Problem to solve:
Locate every line below that contains the word "kind" and copy it.

Exercise materials:
»»
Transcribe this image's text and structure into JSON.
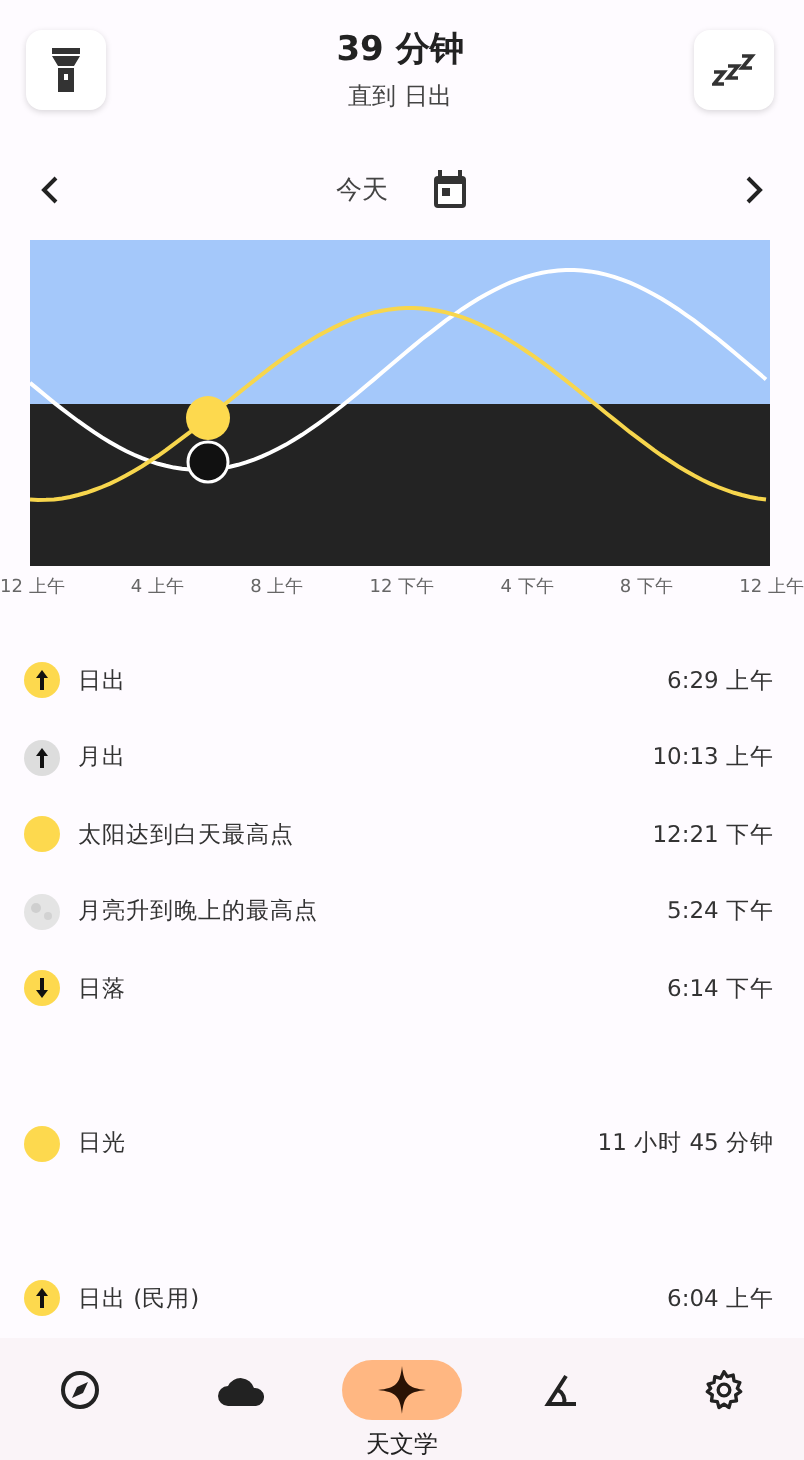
{
  "header": {
    "title": "39 分钟",
    "subtitle": "直到 日出"
  },
  "date_nav": {
    "label": "今天"
  },
  "chart": {
    "x_labels": [
      "12 上午",
      "4 上午",
      "8 上午",
      "12 下午",
      "4 下午",
      "8 下午",
      "12 上午"
    ]
  },
  "groups": [
    [
      {
        "kind": "sun_rise",
        "label": "日出",
        "time": "6:29 上午"
      },
      {
        "kind": "moon_rise",
        "label": "月出",
        "time": "10:13 上午"
      },
      {
        "kind": "sun",
        "label": "太阳达到白天最高点",
        "time": "12:21 下午"
      },
      {
        "kind": "moon",
        "label": "月亮升到晚上的最高点",
        "time": "5:24 下午"
      },
      {
        "kind": "sun_set",
        "label": "日落",
        "time": "6:14 下午"
      }
    ],
    [
      {
        "kind": "sun",
        "label": "日光",
        "time": "11 小时 45 分钟"
      }
    ],
    [
      {
        "kind": "sun_rise",
        "label": "日出 (民用)",
        "time": "6:04 上午"
      }
    ]
  ],
  "bottom_nav": [
    {
      "kind": "compass",
      "selected": false
    },
    {
      "kind": "cloud",
      "selected": false
    },
    {
      "kind": "star",
      "label": "天文学",
      "selected": true
    },
    {
      "kind": "angle",
      "selected": false
    },
    {
      "kind": "gear",
      "selected": false
    }
  ]
}
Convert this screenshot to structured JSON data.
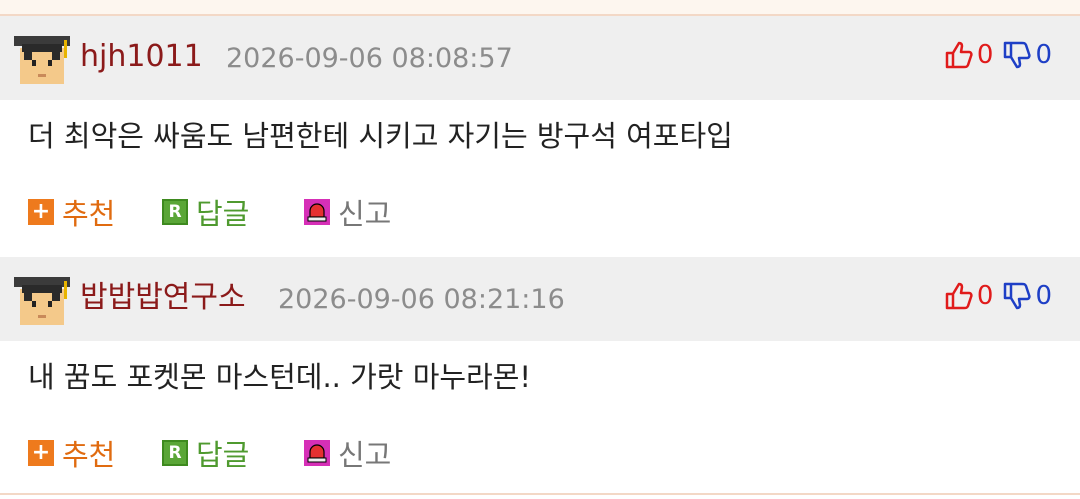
{
  "comments": [
    {
      "nickname": "hjh1011",
      "datetime": "2026-09-06 08:08:57",
      "upvotes": "0",
      "downvotes": "0",
      "text": "더 최악은 싸움도 남편한테 시키고 자기는 방구석 여포타입",
      "recommend_label": "추천",
      "reply_label": "답글",
      "report_label": "신고",
      "reply_icon_letter": "R"
    },
    {
      "nickname": "밥밥밥연구소",
      "datetime": "2026-09-06 08:21:16",
      "upvotes": "0",
      "downvotes": "0",
      "text": "내 꿈도 포켓몬 마스턴데.. 가랏 마누라몬!",
      "recommend_label": "추천",
      "reply_label": "답글",
      "report_label": "신고",
      "reply_icon_letter": "R"
    }
  ],
  "colors": {
    "nickname": "#8b1a1a",
    "upvote": "#e01b1b",
    "downvote": "#1e3fc6",
    "recommend": "#e06b10",
    "reply": "#4f9a2f",
    "report": "#777777"
  },
  "icons": {
    "avatar": "graduate-avatar-icon",
    "upvote": "thumbs-up-icon",
    "downvote": "thumbs-down-icon",
    "recommend": "plus-icon",
    "reply": "reply-r-icon",
    "report": "siren-icon"
  }
}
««
Task output:
        "kind": "sun_rise",
        "kind": "moon_rise",
        "kind": "sun",
        "kind": "moon",
        "kind": "sun_set",
        "kind": "sun",
        "kind": "sun_rise",
      "kind": "compass",
      "kind": "cloud",
      "kind": "star",
      "kind": "angle",
      "kind": "gear",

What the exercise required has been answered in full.